The shoe mogul was on hand at the iPic Theater Thursday night for the New York premiere of his documentary “Maddman: The Steve Madden Story.” Directed by Ben Patterson, the film chronicles Madden’s early life and the tumultuous (nearly) three decades — and counting — he has spent as the creative force behind his multibillion-dollar eponymous firm. Madden’s drug addiction, marriage to and divorce from his company’s first employee, Wendy Ballew, and two-year stint in prison for securities fraud and money laundering make for a compelling tale that is sure to create new context for shoe lovers who have donned the designer’s popular wares for years without knowing his story.
But Madden is hoping the film sends a very specific message to a certain kind of viewer.
“There are some people in my mind that I’m hoping this film reaches — I have a prototype of a person,” Madden told Footwear News when the publication caught up with him ahead of Thursday’s premiere. “They’re like 25-year-old guys — could be women, too — who are idiots and are on the wrong track in their life and people are giving up on them.

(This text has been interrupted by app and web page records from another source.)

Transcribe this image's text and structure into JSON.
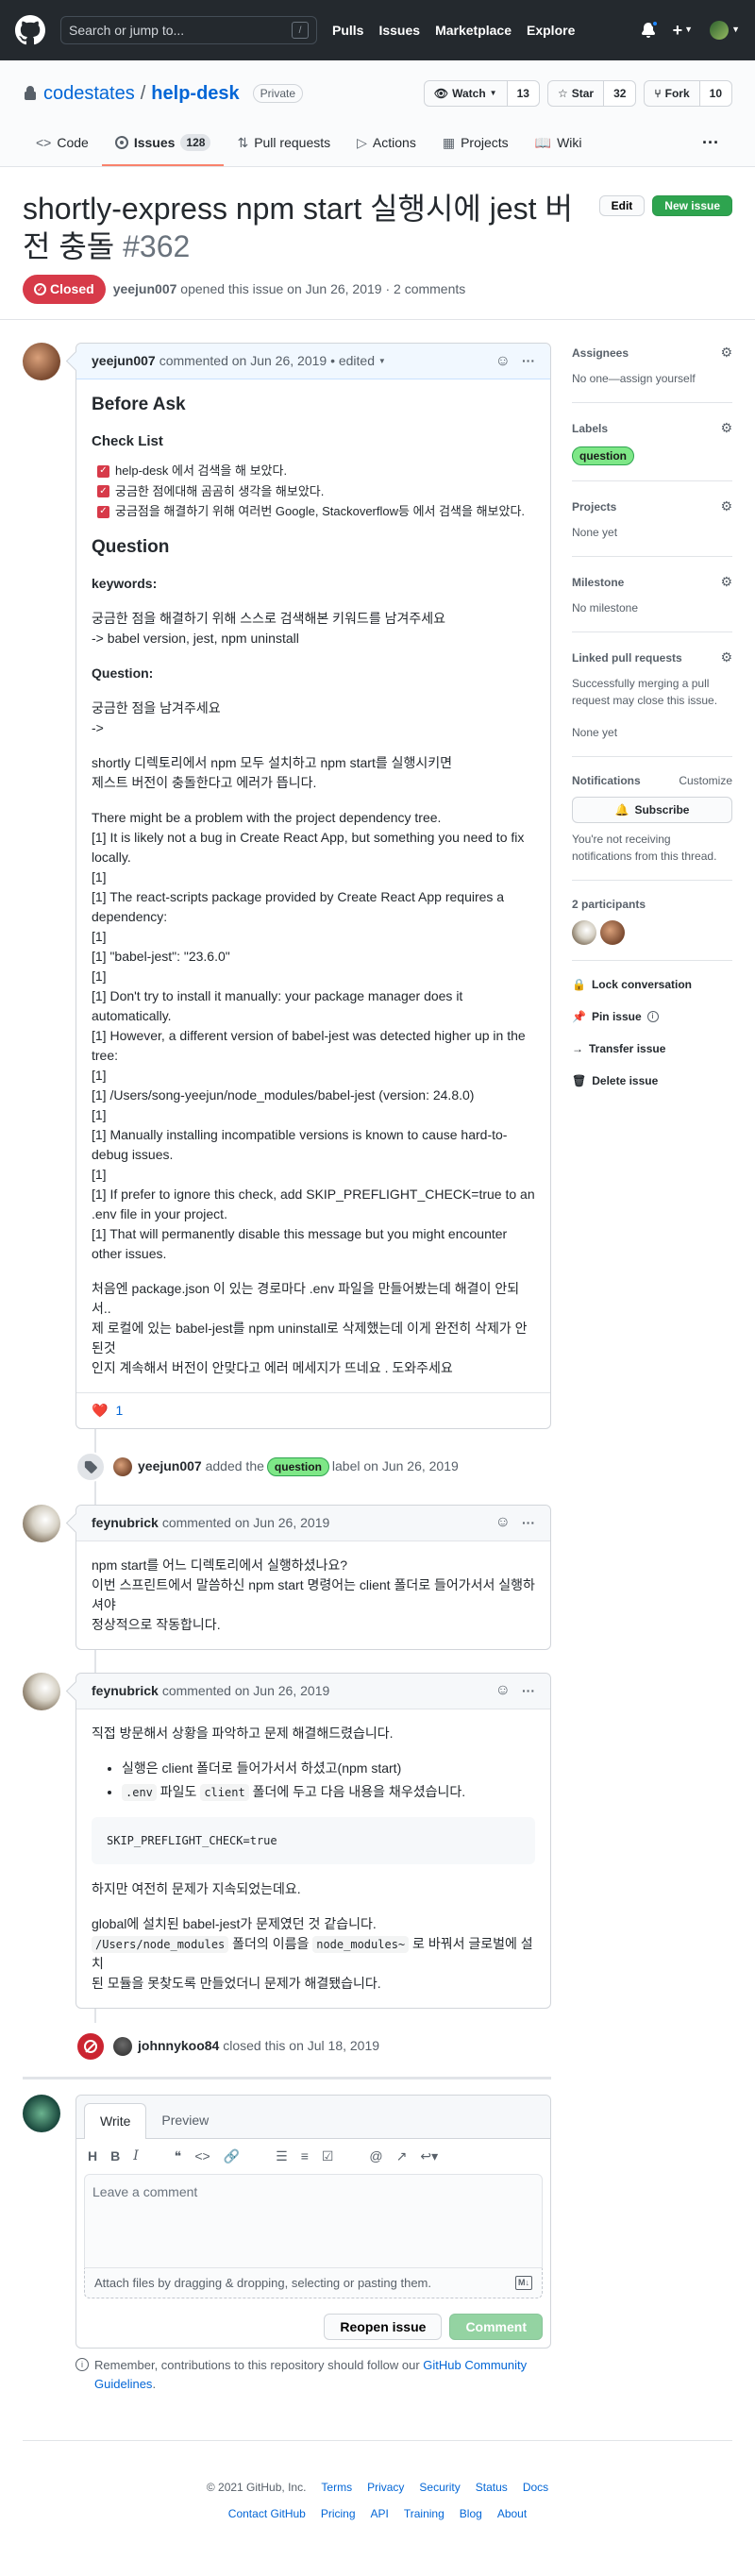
{
  "header": {
    "search_placeholder": "Search or jump to...",
    "slash_key": "/",
    "nav": [
      "Pulls",
      "Issues",
      "Marketplace",
      "Explore"
    ]
  },
  "repo": {
    "owner": "codestates",
    "separator": "/",
    "name": "help-desk",
    "visibility": "Private",
    "watch_label": "Watch",
    "watch_count": "13",
    "star_label": "Star",
    "star_count": "32",
    "fork_label": "Fork",
    "fork_count": "10",
    "tabs": {
      "code": "Code",
      "issues": "Issues",
      "issues_count": "128",
      "pulls": "Pull requests",
      "actions": "Actions",
      "projects": "Projects",
      "wiki": "Wiki"
    }
  },
  "issue": {
    "title": "shortly-express npm start 실행시에 jest 버전 충돌",
    "number": "#362",
    "edit_label": "Edit",
    "new_issue_label": "New issue",
    "state": "Closed",
    "author": "yeejun007",
    "meta": "opened this issue on Jun 26, 2019 · 2 comments"
  },
  "comment1": {
    "author": "yeejun007",
    "meta": "commented on Jun 26, 2019 • edited",
    "h_before_ask": "Before Ask",
    "h_checklist": "Check List",
    "checklist": [
      "help-desk 에서 검색을 해 보았다.",
      "궁금한 점에대해 곰곰히 생각을 해보았다.",
      "궁금점을 해결하기 위해 여러번 Google, Stackoverflow등 에서 검색을 해보았다."
    ],
    "h_question": "Question",
    "h_keywords": "keywords:",
    "keywords_1": "궁금한 점을 해결하기 위해 스스로 검색해본 키워드를 남겨주세요",
    "keywords_2": "-> babel version, jest, npm uninstall",
    "h_question2": "Question:",
    "q_1": "궁금한 점을 남겨주세요",
    "q_2": "->",
    "p1_1": "shortly 디렉토리에서 npm 모두 설치하고 npm start를 실행시키면",
    "p1_2": "제스트 버전이 충돌한다고 에러가 뜹니다.",
    "log": [
      "There might be a problem with the project dependency tree.",
      "[1] It is likely not a bug in Create React App, but something you need to fix locally.",
      "[1]",
      "[1] The react-scripts package provided by Create React App requires a dependency:",
      "[1]",
      "[1] \"babel-jest\": \"23.6.0\"",
      "[1]",
      "[1] Don't try to install it manually: your package manager does it automatically.",
      "[1] However, a different version of babel-jest was detected higher up in the tree:",
      "[1]",
      "[1] /Users/song-yeejun/node_modules/babel-jest (version: 24.8.0)",
      "[1]",
      "[1] Manually installing incompatible versions is known to cause hard-to-debug issues.",
      "[1]",
      "[1] If prefer to ignore this check, add SKIP_PREFLIGHT_CHECK=true to an .env file in your project.",
      "[1] That will permanently disable this message but you might encounter other issues."
    ],
    "p_last_1": "처음엔 package.json 이 있는 경로마다 .env 파일을 만들어봤는데 해결이 안되서..",
    "p_last_2": "제 로컬에 있는 babel-jest를 npm uninstall로 삭제했는데 이게 완전히 삭제가 안된것",
    "p_last_3": "인지 계속해서 버전이 안맞다고 에러 메세지가 뜨네요 . 도와주세요",
    "reaction_count": "1"
  },
  "event_label": {
    "actor": "yeejun007",
    "pre": "added the",
    "label": "question",
    "post": "label on Jun 26, 2019"
  },
  "comment2": {
    "author": "feynubrick",
    "meta": "commented on Jun 26, 2019",
    "p1": "npm start를 어느 디렉토리에서 실행하셨나요?",
    "p2": "이번 스프린트에서 말씀하신 npm start 명령어는 client 폴더로 들어가서서 실행하셔야",
    "p3": "정상적으로 작동합니다."
  },
  "comment3": {
    "author": "feynubrick",
    "meta": "commented on Jun 26, 2019",
    "p1": "직접 방문해서 상황을 파악하고 문제 해결해드렸습니다.",
    "li1": "실행은 client 폴더로 들어가서서 하셨고(npm start)",
    "li2_code1": ".env",
    "li2_mid": " 파일도 ",
    "li2_code2": "client",
    "li2_end": " 폴더에 두고 다음 내용을 채우셨습니다.",
    "code": "SKIP_PREFLIGHT_CHECK=true",
    "p2": "하지만 여전히 문제가 지속되었는데요.",
    "p3": "global에 설치된 babel-jest가 문제였던 것 같습니다.",
    "p4_code1": "/Users/node_modules",
    "p4_mid": " 폴더의 이름을 ",
    "p4_code2": "node_modules~",
    "p4_end": " 로 바꿔서 글로벌에 설치",
    "p5": "된 모듈을 못찾도록 만들었더니 문제가 해결됐습니다."
  },
  "event_closed": {
    "actor": "johnnykoo84",
    "text": "closed this on Jul 18, 2019"
  },
  "editor": {
    "tab_write": "Write",
    "tab_preview": "Preview",
    "placeholder": "Leave a comment",
    "attach": "Attach files by dragging & dropping, selecting or pasting them.",
    "reopen": "Reopen issue",
    "comment": "Comment",
    "note_pre": "Remember, contributions to this repository should follow our",
    "note_link": "GitHub Community Guidelines",
    "note_post": "."
  },
  "sidebar": {
    "assignees_title": "Assignees",
    "assignees_text": "No one—assign yourself",
    "labels_title": "Labels",
    "label": "question",
    "projects_title": "Projects",
    "projects_text": "None yet",
    "milestone_title": "Milestone",
    "milestone_text": "No milestone",
    "linked_title": "Linked pull requests",
    "linked_text": "Successfully merging a pull request may close this issue.",
    "linked_none": "None yet",
    "notif_title": "Notifications",
    "notif_customize": "Customize",
    "subscribe": "Subscribe",
    "notif_text": "You're not receiving notifications from this thread.",
    "participants_title": "2 participants",
    "lock": "Lock conversation",
    "pin": "Pin issue",
    "transfer": "Transfer issue",
    "delete": "Delete issue"
  },
  "footer": {
    "copyright": "© 2021 GitHub, Inc.",
    "row1": [
      "Terms",
      "Privacy",
      "Security",
      "Status",
      "Docs"
    ],
    "row2": [
      "Contact GitHub",
      "Pricing",
      "API",
      "Training",
      "Blog",
      "About"
    ]
  },
  "colors": {
    "closed": "#d73a49",
    "accent": "#0366d6",
    "label_question": "#7ee787",
    "header_bg": "#24292e"
  }
}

I’ve seen people give up because people give up on [them] and it makes [them] give up, too. It’s about second chances — don’t quit before the miracle because life is very difficult. It can be wonderful, but it can also be [tough], and you have to be able to deal with that.”
Seven years in the making, the film — available for rental and purchase on Amazon and iTunes today — features cameos from fashion industry veterans and editors including Lord & Taylor president Liz Rodbell and FN editor-in-chief Michael Atmore.
“It’s out now, but it was really supposed to be out a while ago — it just took forever to make,” Madden said of the project, noting that his portrayal in the Academy Award-nominated film “The Wolf of Wall Street” in 2013 was among the factors motivating him to tell his own story. “There were two thoughts behind getting [my documentary] out: ‘Wolf of Wall Street’ happened, and I wanted to get my story out while I could remember it.”